Patti version. Form takes it's time evolving...takes a while to get to the F#, and double as long to get to the octaved B at the end of the form. C#, D, B, D, C#, D, E, D, C#, D, B, D, C#, D, F#, D, C#, D, B, D, C#, D, E, D, C#, D, B, D, C#, D, B (8va), D
Natalie version. Much more intricate form, but shorter. F# shows up right away, and the octaved B shortly after. E turn omitted entirely. B, D, C#, D, F#, D, C#, D, B, D, C#, D, B (8va), D, C#, D
The Garbage one is doing it a third way! More like Patti's version, but shorte like Natalie, so no E turn...and no octaved B. B, D, C#, D, B, D, C#, D,B, D, C#, D, F#, D, C#, D.
Financially, the greatest remake may be Dolly Parton's "I Will Always Love You", later done by Whitney Houston. One of my favorite entertainer interviews was Dolly Parton talking about the song. Elvis Presley wanted to record the song but his manager insisted that Dolly sign over half of the song writer royalties. She refused.
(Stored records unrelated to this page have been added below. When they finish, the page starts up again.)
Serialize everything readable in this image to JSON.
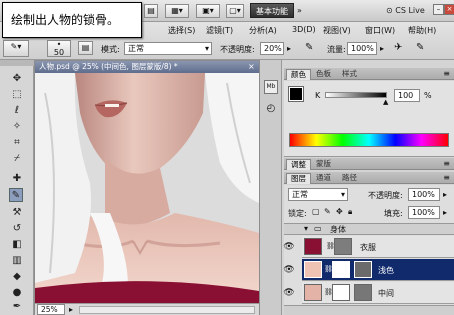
{
  "callout": {
    "text": "绘制出人物的锁骨。"
  },
  "menubar": {
    "items": [
      "选择(S)",
      "滤镜(T)",
      "分析(A)",
      "3D(D)",
      "视图(V)",
      "窗口(W)",
      "帮助(H)"
    ],
    "workspace_button": "基本功能",
    "live_button": "CS Live"
  },
  "options": {
    "brush_size": "50",
    "mode_label": "模式:",
    "mode_value": "正常",
    "opacity_label": "不透明度:",
    "opacity_value": "20%",
    "flow_label": "流量:",
    "flow_value": "100%"
  },
  "document": {
    "tab_title": "人物.psd @ 25% (中间色, 图层蒙版/8) *",
    "zoom": "25%"
  },
  "color_panel": {
    "tabs": [
      "颜色",
      "色板",
      "样式"
    ],
    "channel_label": "K",
    "k_value": "100",
    "k_unit": "%"
  },
  "adjust_panel": {
    "tabs": [
      "调整",
      "蒙版"
    ]
  },
  "layers_panel": {
    "tabs": [
      "图层",
      "通道",
      "路径"
    ],
    "blend_mode": "正常",
    "opacity_label": "不透明度:",
    "opacity_value": "100%",
    "lock_label": "锁定:",
    "fill_label": "填充:",
    "fill_value": "100%",
    "group_name": "身体",
    "layers": [
      {
        "name": "衣服"
      },
      {
        "name": "浅色"
      },
      {
        "name": "中间"
      }
    ]
  },
  "colors": {
    "accent_selected": "#102a6b",
    "clothes_swatch": "#8a1033",
    "skin_swatch": "#efc3b4",
    "foreground": "#000000",
    "background": "#ffffff"
  }
}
When Whitney Houston recorded the song, according to the Dolly interview, "When Whitney recorded it I made enough in royalties on that song to BUY the Elvis catalog."
With the 50th anniversary of Woodstock just around the corner, it seems fitting to add The Who's performance there of "Summertime Blues."
I like the Eddie Cochran version better because The Who's version, although musically superior, left out the punch lines at the end of each verse (Example; you can't use the care 'cause you didn't work a lick)
Her remake from "Jagged Little Pill Acoustic" has a more centered delivery that realizes the full potential of this composition, and lets me really feel it. When she cries out "It's not fair!" it just reaches right into me: https://www.youtube.com/watch?v=_TUnVtu_JIk